Cornelis Rochuszoon [van Bodegom or van Hoeck] established a pottery in 1606. It stood on Achterom, next to De Ham pottery. His brother-in-law Egbert Janszoon van Swennen ran the business from 1613.

In 1634 Van Swennen rented De Romeyn to his son. Van Swennen died two years later, and the business was taken over by someone from outside the family, Hermanus Maertenszoon van Outheusden. Under his management the pottery went bankrupt and he sold it to Dirck Jeronimuszoon van Kessel in 1638.

De Romeyn was expanded over time, with several new buildings being added, some of them property purchased by Van Kessel. Van Kessel’s daughter-in-law, Emerentia Hendricksdochter van Noorden, assumed ownership of the company in 1671. De Romeyn subsequently changed hands many times.

In the late 17th century the pottery went into decline, but Reyer Gerritszoon Hey managed to turn its fortunes around in the early 18th century.

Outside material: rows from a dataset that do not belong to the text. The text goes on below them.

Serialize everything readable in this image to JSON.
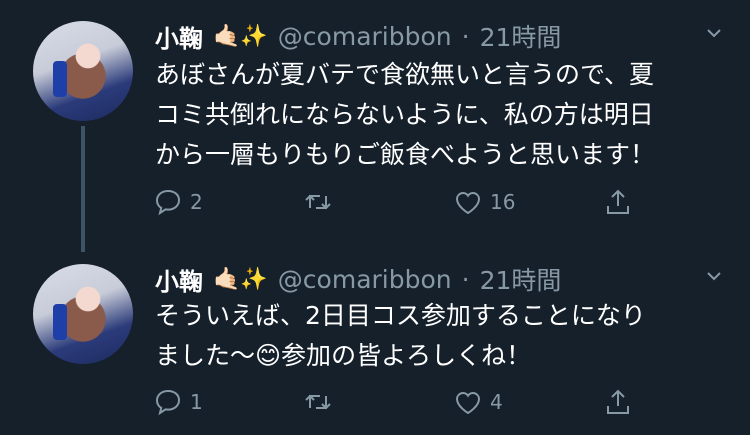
{
  "tweets": [
    {
      "name": "小鞠",
      "name_emojis": "🤙🏻✨",
      "handle": "@comaribbon",
      "separator": "·",
      "time": "21時間",
      "text": "あぼさんが夏バテで食欲無いと言うので、夏\nコミ共倒れにならないように、私の方は明日\nから一層もりもりご飯食べようと思います！",
      "reply_count": "2",
      "retweet_count": "",
      "like_count": "16"
    },
    {
      "name": "小鞠",
      "name_emojis": "🤙🏻✨",
      "handle": "@comaribbon",
      "separator": "·",
      "time": "21時間",
      "text": "そういえば、2日目コス参加することになり\nました〜😊参加の皆よろしくね！",
      "reply_count": "1",
      "retweet_count": "",
      "like_count": "4"
    }
  ],
  "icons": {
    "reply": "speech-bubble-icon",
    "retweet": "retweet-arrows-icon",
    "like": "heart-outline-icon",
    "share": "share-upload-icon",
    "more": "chevron-down-icon"
  },
  "colors": {
    "background": "#15202b",
    "secondary_text": "#8899a6",
    "thread_line": "#3d5466"
  }
}
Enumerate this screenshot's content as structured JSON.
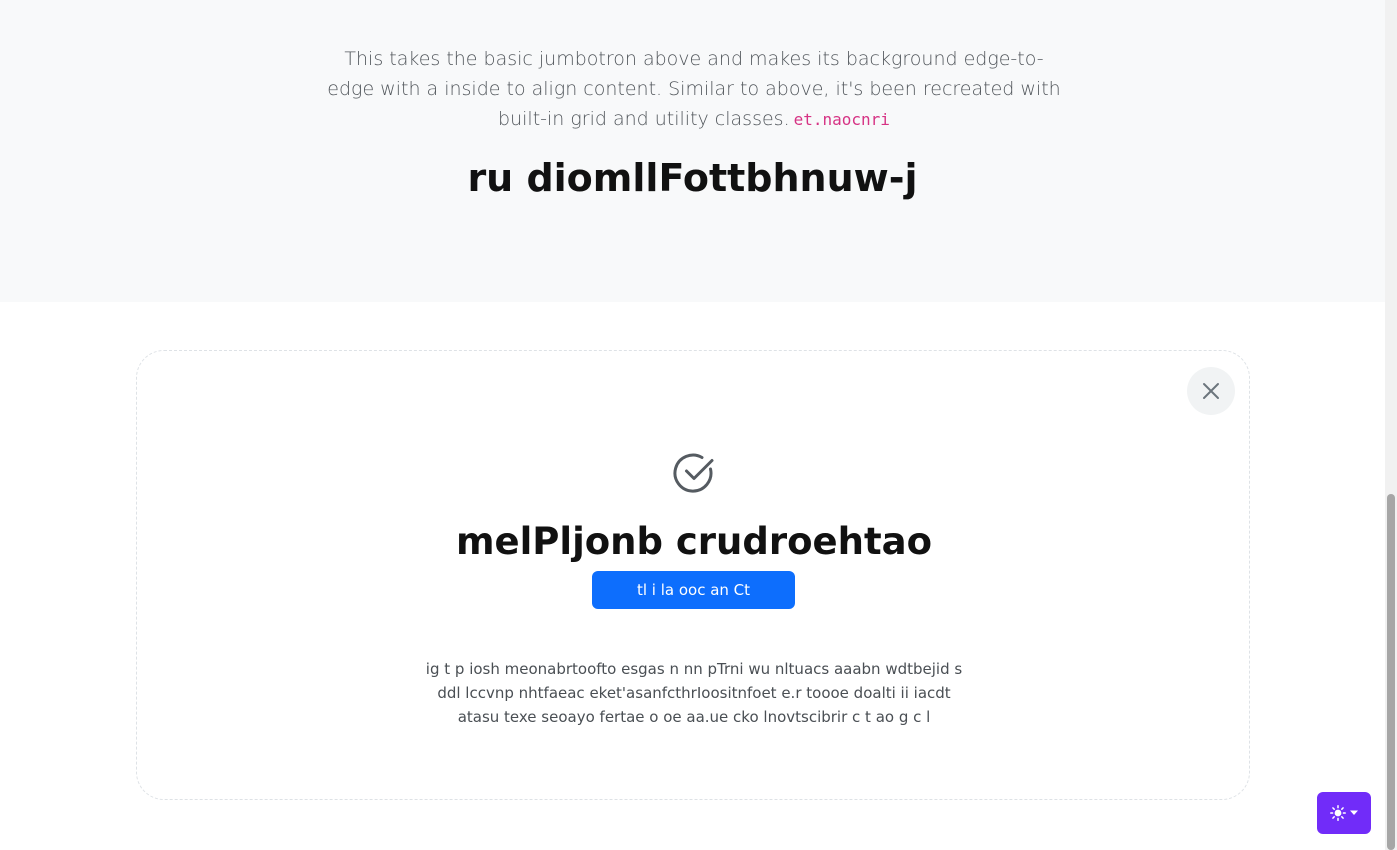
{
  "jumbotron": {
    "lead": "This takes the basic jumbotron above and makes its background edge-to-edge with a inside to align content. Similar to above, it's been recreated with built-in grid and utility classes.",
    "code": "et.naocnri",
    "title": "ru diomllFottbhnuw-j"
  },
  "card": {
    "close_icon": "close-icon",
    "check_icon": "check-circle-icon",
    "title": "melPljonb crudroehtao",
    "button_label": "tl i la ooc an Ct",
    "text_lines": [
      "ig t p iosh meonabrtoofto esgas n nn pTrni wu nltuacs aaabn wdtbejid s",
      "ddl lccvnp nhtfaeac eket'asanfcthrIoositnfoet e.r toooe doalti ii iacdt",
      "atasu texe seoayo fertae o oe aa.ue cko lnovtscibrir c t ao g c l"
    ]
  },
  "theme_toggle": {
    "icon": "sun-icon",
    "caret_icon": "caret-down-icon",
    "color": "#712cf9"
  },
  "colors": {
    "jumbotron_bg": "#f8f9fa",
    "primary": "#0d6efd",
    "code": "#d63384"
  }
}
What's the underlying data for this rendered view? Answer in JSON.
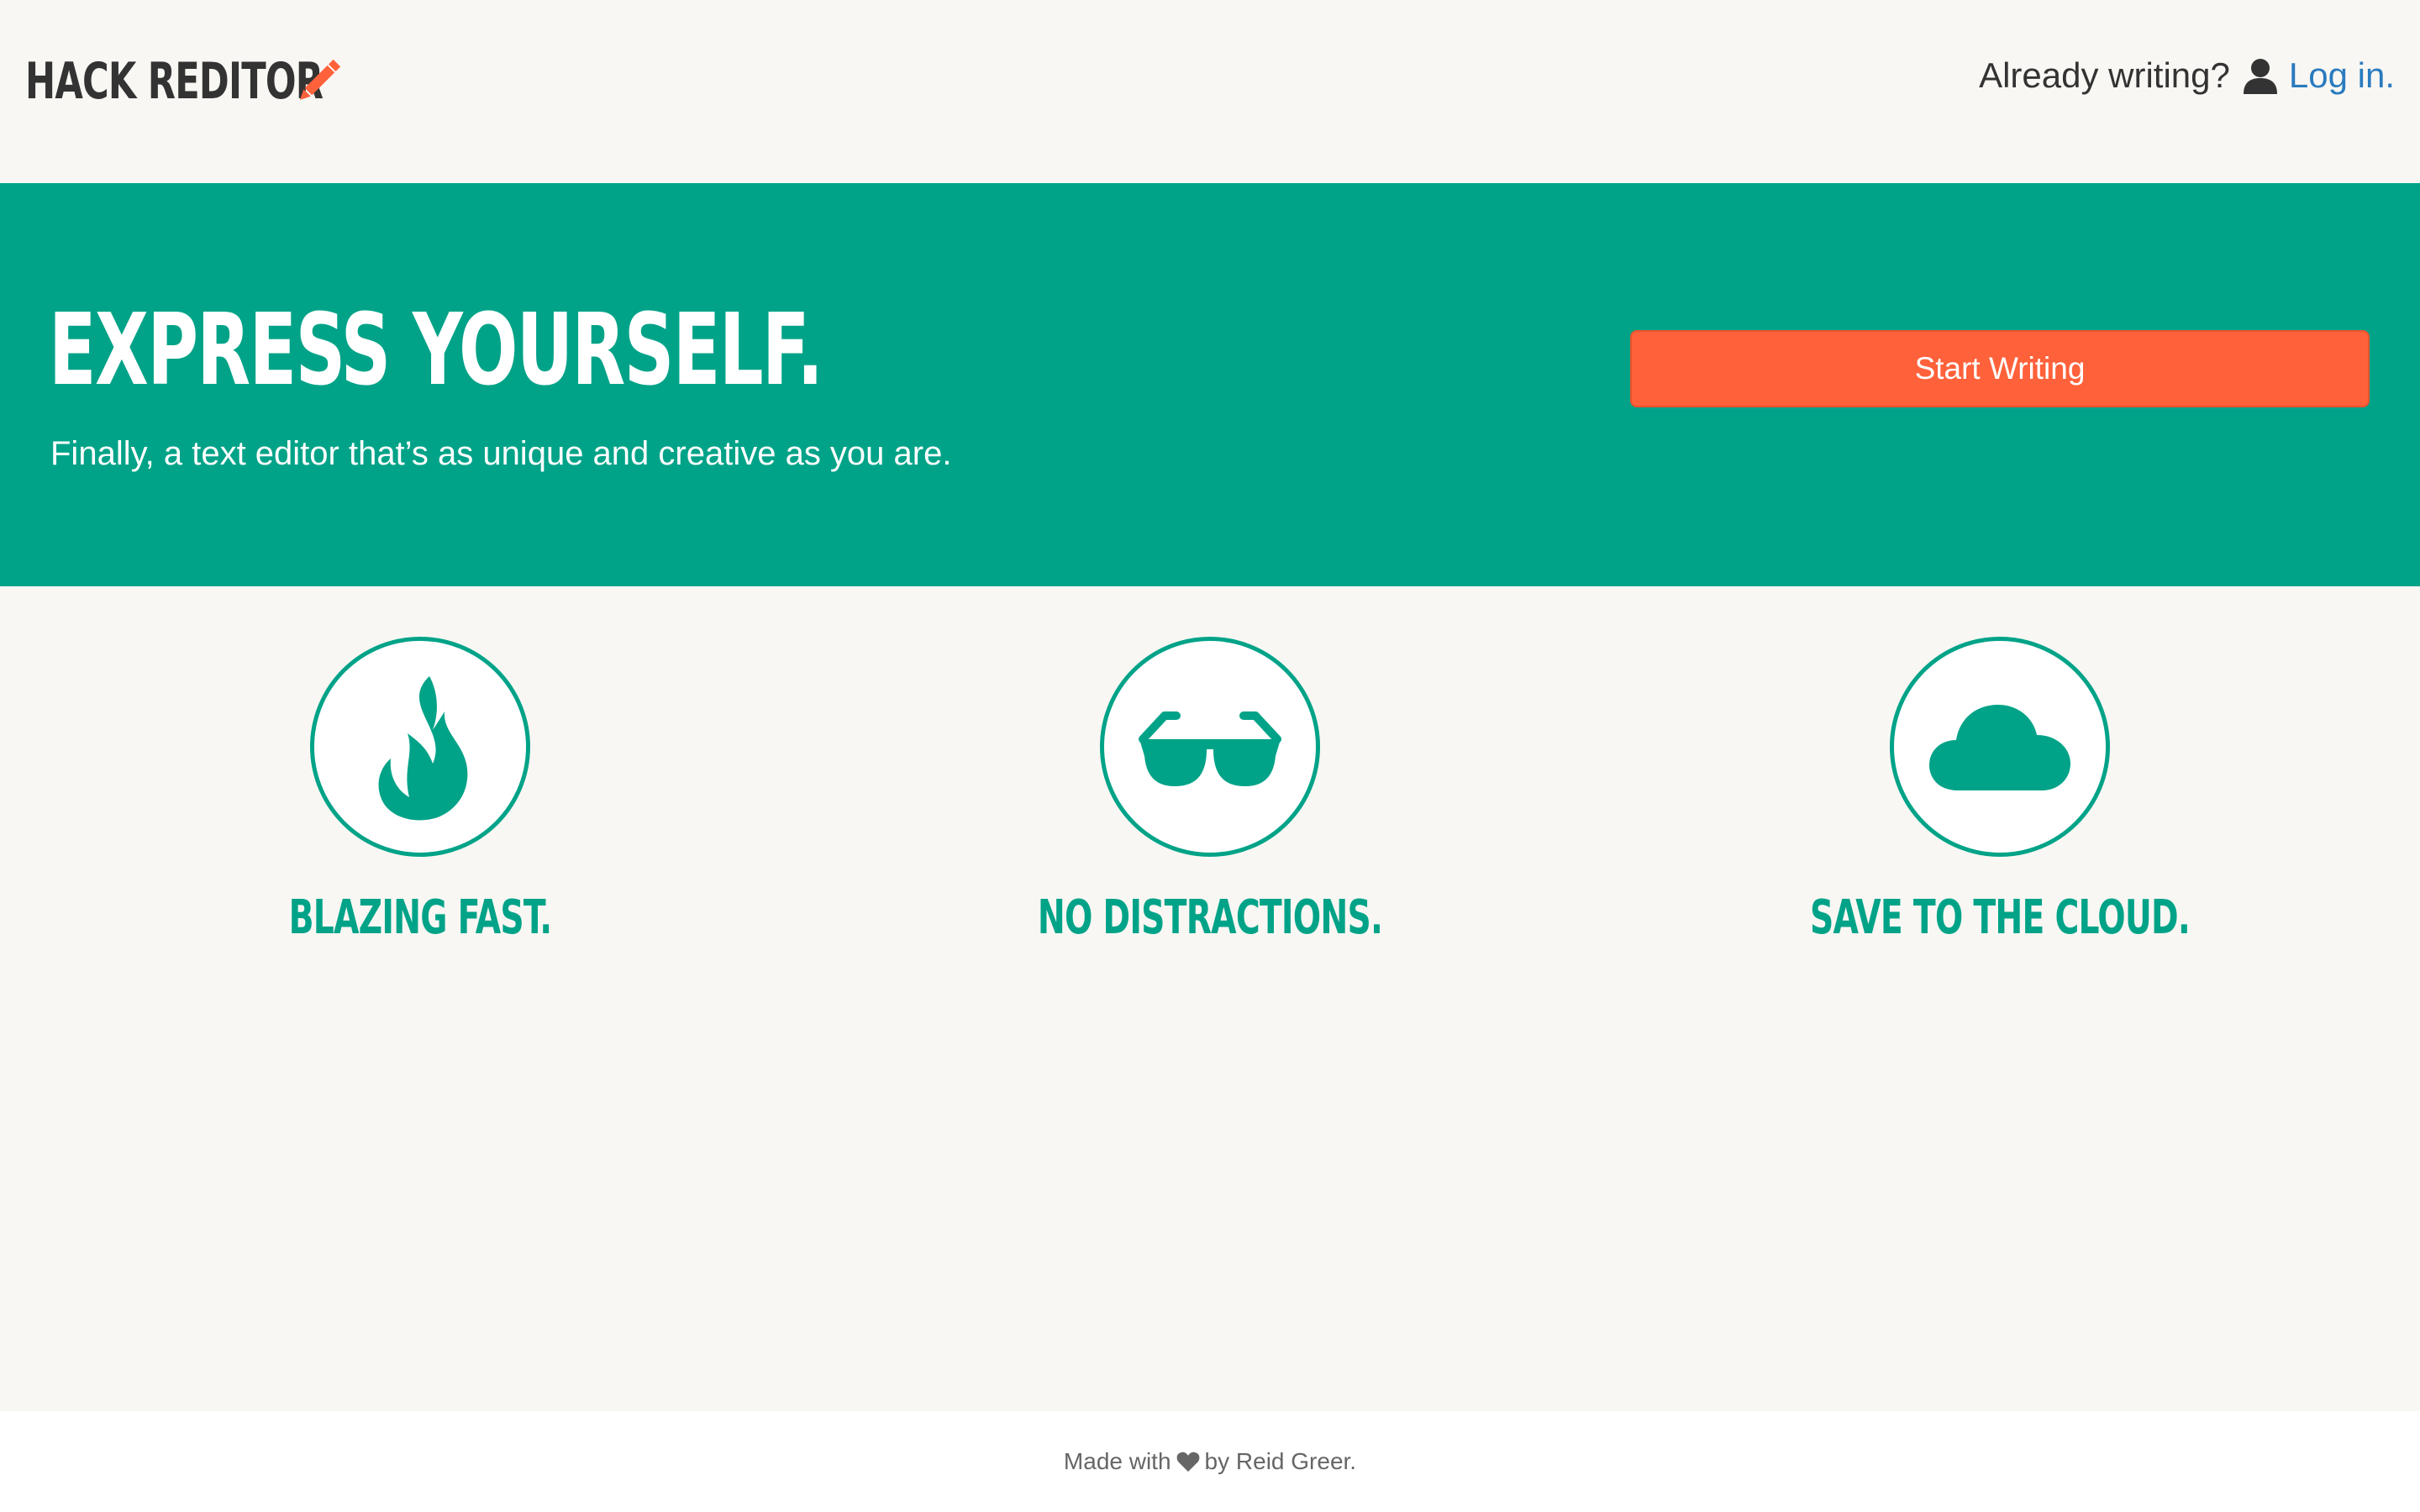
{
  "header": {
    "logo_text": "HACK REDITOR",
    "logo_icon": "pencil-icon",
    "login_prompt": "Already writing?",
    "login_icon": "user-icon",
    "login_link": "Log in."
  },
  "hero": {
    "title": "EXPRESS YOURSELF.",
    "subtitle": "Finally, a text editor that’s as unique and creative as you are.",
    "cta_label": "Start Writing"
  },
  "features": [
    {
      "icon": "flame-icon",
      "label": "BLAZING FAST."
    },
    {
      "icon": "sunglasses-icon",
      "label": "NO DISTRACTIONS."
    },
    {
      "icon": "cloud-icon",
      "label": "SAVE TO THE CLOUD."
    }
  ],
  "footer": {
    "made_with": "Made with",
    "heart_icon": "heart-icon",
    "by_text": "by Reid Greer."
  },
  "colors": {
    "brand_teal": "#00a388",
    "accent_orange": "#ff613a",
    "link_blue": "#2a7bbf",
    "page_background": "#f9f7f3",
    "footer_background": "#ffffff"
  }
}
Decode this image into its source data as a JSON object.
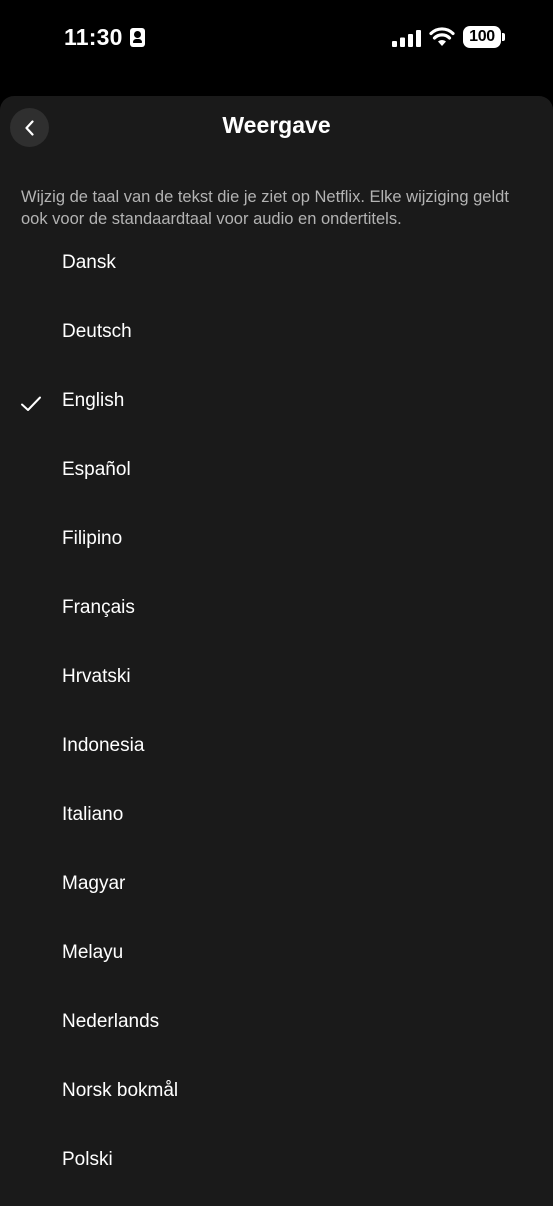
{
  "status_bar": {
    "time": "11:30",
    "battery": "100"
  },
  "header": {
    "title": "Weergave",
    "back_icon": "chevron-left-icon"
  },
  "description": "Wijzig de taal van de tekst die je ziet op Netflix. Elke wijziging geldt ook voor de standaardtaal voor audio en ondertitels.",
  "languages": [
    {
      "label": "Dansk",
      "selected": false
    },
    {
      "label": "Deutsch",
      "selected": false
    },
    {
      "label": "English",
      "selected": true
    },
    {
      "label": "Español",
      "selected": false
    },
    {
      "label": "Filipino",
      "selected": false
    },
    {
      "label": "Français",
      "selected": false
    },
    {
      "label": "Hrvatski",
      "selected": false
    },
    {
      "label": "Indonesia",
      "selected": false
    },
    {
      "label": "Italiano",
      "selected": false
    },
    {
      "label": "Magyar",
      "selected": false
    },
    {
      "label": "Melayu",
      "selected": false
    },
    {
      "label": "Nederlands",
      "selected": false
    },
    {
      "label": "Norsk bokmål",
      "selected": false
    },
    {
      "label": "Polski",
      "selected": false
    }
  ],
  "colors": {
    "background": "#000000",
    "sheet": "#1a1a1a",
    "text": "#ffffff",
    "secondary_text": "#b3b3b3"
  }
}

From 1725 to 1754 Jacob Jacobszoon Goeverneur ran De Romeyn; he was followed by Petrus van Marum (who expanded it further), Jan Janszoon van der Kloot and Jan van der Windt. The pottery was demolished in 1774.[1]

[1] Hoekstra-Klein, part 13: 17 and 28